What you have to do:
Your task is to find every line of the data that holds the string "simetrice" and copy it.

Source data:

——————

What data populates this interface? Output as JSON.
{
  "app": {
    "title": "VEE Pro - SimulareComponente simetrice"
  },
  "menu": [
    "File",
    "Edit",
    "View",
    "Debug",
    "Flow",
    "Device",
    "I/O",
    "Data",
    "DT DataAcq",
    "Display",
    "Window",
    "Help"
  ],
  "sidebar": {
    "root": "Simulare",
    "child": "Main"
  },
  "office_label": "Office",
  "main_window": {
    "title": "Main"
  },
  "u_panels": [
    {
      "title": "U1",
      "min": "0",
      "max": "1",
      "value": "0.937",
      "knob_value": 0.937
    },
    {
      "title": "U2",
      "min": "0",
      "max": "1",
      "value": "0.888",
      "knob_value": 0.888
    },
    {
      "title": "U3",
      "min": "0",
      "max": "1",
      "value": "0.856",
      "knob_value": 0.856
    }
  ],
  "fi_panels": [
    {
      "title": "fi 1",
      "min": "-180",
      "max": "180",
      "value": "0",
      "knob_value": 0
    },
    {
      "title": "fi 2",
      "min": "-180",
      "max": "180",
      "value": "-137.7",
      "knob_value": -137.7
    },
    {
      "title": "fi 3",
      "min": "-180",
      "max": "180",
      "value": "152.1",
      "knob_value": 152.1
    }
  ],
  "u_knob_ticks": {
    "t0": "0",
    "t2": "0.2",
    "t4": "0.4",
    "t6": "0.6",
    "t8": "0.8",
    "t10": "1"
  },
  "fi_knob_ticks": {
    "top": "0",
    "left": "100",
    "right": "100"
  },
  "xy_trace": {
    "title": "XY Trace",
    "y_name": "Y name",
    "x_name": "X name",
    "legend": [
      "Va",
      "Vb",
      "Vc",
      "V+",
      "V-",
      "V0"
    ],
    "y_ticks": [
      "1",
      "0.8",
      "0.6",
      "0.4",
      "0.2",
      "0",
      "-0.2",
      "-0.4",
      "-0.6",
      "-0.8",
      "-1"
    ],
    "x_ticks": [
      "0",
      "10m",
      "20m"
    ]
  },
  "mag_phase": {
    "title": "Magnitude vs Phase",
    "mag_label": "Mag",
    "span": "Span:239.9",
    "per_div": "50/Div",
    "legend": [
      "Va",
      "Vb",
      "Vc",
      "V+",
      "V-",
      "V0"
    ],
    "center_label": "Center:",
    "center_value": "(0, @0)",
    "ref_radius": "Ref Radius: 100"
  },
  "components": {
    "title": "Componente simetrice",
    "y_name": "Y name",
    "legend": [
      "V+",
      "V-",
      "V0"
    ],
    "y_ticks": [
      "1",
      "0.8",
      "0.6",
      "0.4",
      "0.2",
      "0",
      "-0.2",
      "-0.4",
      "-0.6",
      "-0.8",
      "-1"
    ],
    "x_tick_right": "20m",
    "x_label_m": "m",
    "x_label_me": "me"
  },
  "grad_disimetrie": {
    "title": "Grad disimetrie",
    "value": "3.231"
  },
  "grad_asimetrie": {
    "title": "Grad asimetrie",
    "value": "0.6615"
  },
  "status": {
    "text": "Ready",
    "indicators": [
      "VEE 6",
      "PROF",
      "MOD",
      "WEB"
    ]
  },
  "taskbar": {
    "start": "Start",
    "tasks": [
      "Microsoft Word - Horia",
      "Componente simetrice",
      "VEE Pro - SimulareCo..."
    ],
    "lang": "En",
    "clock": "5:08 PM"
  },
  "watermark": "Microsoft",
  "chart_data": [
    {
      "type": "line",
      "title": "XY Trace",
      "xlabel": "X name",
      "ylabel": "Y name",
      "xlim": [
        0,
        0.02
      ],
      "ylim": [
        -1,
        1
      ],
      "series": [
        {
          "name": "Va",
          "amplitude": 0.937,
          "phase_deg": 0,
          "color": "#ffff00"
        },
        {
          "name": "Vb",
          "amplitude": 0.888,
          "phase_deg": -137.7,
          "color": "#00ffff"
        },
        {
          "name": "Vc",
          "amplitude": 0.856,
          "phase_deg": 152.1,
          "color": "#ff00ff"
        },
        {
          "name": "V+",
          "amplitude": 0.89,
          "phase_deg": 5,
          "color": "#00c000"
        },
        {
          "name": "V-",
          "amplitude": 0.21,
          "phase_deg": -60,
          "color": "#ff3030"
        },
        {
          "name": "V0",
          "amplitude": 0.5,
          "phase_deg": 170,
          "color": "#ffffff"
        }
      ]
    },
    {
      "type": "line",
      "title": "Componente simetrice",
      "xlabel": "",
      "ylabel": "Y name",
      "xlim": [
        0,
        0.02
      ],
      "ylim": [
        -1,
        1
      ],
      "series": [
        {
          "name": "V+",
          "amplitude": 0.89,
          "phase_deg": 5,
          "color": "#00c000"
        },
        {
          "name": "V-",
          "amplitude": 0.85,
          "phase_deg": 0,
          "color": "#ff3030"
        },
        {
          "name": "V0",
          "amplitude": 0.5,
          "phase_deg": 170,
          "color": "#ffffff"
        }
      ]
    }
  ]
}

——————

The answer:
    "title": "VEE Pro - SimulareComponente simetrice"
    "title": "Componente simetrice",
      "Componente simetrice",
      "title": "Componente simetrice",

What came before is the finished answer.